> EXERCISE
List all lines of the data containing the word "family".

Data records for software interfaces
---+---

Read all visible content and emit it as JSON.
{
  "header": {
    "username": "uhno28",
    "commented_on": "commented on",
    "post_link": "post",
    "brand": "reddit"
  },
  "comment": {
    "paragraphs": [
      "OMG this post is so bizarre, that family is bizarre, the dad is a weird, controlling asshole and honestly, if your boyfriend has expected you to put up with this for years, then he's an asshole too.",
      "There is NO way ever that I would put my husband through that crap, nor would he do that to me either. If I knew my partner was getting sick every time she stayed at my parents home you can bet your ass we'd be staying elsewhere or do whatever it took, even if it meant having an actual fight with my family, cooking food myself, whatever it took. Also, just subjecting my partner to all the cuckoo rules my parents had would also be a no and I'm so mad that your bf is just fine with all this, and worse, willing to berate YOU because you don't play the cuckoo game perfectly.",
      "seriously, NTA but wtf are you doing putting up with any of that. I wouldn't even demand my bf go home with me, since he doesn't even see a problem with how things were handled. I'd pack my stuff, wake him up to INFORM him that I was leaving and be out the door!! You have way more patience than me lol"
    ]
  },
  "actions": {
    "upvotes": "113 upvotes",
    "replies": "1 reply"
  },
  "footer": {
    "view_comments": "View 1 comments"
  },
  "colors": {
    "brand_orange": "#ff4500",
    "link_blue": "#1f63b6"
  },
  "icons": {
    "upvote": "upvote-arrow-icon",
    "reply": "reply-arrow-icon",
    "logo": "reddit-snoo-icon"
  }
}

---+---

> RESPONSE
      "OMG this post is so bizarre, that family is bizarre, the dad is a weird, controlling asshole and honestly, if your boyfriend has expected you to put up with this for years, then he's an asshole too.",
      "There is NO way ever that I would put my husband through that crap, nor would he do that to me either. If I knew my partner was getting sick every time she stayed at my parents home you can bet your ass we'd be staying elsewhere or do whatever it took, even if it meant having an actual fight with my family, cooking food myself, whatever it took. Also, just subjecting my partner to all the cuckoo rules my parents had would also be a no and I'm so mad that your bf is just fine with all this, and worse, willing to berate YOU because you don't play the cuckoo game perfectly.",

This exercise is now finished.